*Requirement:* The answer must be every line of the records below that contains the word "legend".

------ Entries supplied

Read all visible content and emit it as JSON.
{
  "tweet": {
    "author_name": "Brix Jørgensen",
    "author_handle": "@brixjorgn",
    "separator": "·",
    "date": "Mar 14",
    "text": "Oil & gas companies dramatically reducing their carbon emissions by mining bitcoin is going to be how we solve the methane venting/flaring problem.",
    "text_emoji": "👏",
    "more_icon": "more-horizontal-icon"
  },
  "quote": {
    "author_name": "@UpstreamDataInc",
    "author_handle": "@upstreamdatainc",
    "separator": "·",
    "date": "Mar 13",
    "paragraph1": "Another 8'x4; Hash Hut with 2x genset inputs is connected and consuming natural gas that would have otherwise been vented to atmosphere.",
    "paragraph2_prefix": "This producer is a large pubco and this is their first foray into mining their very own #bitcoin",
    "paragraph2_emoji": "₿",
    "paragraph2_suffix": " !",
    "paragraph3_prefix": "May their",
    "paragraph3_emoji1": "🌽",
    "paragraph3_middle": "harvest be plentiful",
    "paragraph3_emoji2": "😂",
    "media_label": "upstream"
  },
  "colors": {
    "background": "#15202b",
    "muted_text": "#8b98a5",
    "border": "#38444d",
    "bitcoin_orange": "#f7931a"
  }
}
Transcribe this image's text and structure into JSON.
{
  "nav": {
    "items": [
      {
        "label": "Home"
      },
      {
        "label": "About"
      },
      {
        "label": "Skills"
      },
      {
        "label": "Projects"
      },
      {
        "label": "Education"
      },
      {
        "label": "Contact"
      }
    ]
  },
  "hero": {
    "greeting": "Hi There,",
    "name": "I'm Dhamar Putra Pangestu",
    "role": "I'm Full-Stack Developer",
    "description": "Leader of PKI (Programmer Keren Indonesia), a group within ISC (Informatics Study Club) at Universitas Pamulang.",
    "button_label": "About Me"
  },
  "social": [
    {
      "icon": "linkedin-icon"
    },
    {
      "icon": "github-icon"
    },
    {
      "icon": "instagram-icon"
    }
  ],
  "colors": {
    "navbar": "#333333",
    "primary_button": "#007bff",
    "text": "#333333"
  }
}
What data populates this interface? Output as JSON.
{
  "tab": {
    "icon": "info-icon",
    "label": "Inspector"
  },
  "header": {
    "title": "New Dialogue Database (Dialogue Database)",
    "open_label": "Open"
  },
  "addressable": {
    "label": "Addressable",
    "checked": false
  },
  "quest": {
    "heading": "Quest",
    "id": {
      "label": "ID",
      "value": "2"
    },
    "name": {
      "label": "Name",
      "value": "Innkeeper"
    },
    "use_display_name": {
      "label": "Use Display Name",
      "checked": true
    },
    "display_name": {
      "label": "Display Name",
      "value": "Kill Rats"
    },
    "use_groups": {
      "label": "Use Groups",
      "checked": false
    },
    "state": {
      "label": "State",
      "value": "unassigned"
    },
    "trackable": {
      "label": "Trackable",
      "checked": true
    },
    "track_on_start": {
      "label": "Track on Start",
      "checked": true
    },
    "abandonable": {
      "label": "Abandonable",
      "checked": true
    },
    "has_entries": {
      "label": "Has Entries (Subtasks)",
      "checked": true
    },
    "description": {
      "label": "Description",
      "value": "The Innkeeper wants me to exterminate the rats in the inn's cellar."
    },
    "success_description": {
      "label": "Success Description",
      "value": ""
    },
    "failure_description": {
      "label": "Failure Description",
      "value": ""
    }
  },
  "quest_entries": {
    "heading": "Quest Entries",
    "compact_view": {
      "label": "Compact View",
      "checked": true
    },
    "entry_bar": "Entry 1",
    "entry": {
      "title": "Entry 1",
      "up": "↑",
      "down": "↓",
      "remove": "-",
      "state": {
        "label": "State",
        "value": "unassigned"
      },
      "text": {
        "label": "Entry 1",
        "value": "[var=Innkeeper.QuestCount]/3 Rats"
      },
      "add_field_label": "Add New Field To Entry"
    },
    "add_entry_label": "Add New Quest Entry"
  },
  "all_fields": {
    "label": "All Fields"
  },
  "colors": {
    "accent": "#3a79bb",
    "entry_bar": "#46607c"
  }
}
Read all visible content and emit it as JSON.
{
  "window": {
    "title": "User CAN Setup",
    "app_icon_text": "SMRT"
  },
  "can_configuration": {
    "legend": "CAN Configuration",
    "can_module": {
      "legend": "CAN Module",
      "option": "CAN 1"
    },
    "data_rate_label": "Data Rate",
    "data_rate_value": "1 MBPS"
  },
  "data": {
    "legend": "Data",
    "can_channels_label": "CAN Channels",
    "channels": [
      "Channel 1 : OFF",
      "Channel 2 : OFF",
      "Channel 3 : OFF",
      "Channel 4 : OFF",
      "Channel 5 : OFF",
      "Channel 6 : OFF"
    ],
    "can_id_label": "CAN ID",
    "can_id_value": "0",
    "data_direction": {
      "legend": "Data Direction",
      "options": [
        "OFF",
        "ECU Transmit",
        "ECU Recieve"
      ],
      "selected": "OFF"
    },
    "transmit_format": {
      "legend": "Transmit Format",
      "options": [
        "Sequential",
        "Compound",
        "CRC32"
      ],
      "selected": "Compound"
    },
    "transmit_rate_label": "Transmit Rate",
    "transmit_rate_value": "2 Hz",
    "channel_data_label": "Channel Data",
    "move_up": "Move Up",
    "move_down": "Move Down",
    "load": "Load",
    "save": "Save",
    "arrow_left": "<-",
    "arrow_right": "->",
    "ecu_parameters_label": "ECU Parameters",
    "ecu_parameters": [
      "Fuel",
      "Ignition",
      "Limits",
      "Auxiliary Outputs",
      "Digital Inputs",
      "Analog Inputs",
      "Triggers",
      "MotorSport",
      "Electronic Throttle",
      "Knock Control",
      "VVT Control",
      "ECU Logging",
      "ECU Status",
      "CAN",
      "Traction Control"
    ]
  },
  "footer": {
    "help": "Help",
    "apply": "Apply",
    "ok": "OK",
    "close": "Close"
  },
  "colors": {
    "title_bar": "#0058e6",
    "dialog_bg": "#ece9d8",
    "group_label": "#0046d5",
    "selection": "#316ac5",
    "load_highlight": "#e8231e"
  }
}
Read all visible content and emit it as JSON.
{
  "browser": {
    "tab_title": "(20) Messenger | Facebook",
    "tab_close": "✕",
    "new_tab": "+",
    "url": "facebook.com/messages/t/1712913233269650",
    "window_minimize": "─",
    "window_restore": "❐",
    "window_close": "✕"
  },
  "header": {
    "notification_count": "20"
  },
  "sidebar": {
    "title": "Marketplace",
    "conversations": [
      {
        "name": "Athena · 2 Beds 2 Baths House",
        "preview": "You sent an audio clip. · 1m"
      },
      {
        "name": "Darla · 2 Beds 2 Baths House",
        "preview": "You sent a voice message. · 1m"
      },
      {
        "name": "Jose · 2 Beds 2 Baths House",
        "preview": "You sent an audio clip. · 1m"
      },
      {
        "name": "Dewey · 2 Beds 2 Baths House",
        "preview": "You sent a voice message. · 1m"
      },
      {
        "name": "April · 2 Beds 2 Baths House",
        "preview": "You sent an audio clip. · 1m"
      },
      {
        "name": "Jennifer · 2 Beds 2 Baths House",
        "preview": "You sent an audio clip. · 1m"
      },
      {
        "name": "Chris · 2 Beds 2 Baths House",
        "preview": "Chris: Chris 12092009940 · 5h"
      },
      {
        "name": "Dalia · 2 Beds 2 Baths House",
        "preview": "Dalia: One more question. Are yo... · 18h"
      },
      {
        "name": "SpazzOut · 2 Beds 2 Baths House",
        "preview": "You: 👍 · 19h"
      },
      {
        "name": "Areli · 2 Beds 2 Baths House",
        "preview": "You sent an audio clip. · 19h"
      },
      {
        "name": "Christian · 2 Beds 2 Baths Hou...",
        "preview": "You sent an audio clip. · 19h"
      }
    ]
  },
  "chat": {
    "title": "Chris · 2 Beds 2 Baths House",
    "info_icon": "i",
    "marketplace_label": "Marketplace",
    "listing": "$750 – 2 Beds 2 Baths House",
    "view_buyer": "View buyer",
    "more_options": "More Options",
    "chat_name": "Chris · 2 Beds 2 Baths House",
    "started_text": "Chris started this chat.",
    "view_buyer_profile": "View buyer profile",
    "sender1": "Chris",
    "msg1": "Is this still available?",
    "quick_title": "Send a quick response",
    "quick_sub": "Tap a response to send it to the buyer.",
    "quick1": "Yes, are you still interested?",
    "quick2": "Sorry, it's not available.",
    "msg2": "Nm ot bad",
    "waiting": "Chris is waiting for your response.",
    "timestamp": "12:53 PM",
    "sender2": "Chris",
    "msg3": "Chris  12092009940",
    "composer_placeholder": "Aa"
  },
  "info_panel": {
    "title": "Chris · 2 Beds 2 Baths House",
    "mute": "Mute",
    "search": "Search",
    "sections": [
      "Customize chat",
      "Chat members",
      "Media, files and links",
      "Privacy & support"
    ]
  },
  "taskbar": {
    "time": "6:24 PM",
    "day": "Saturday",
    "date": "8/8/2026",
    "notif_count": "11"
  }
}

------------

*Output of the task:*
    "legend": "CAN Configuration",
      "legend": "CAN Module",
    "legend": "Data",
      "legend": "Data Direction",
      "legend": "Transmit Format",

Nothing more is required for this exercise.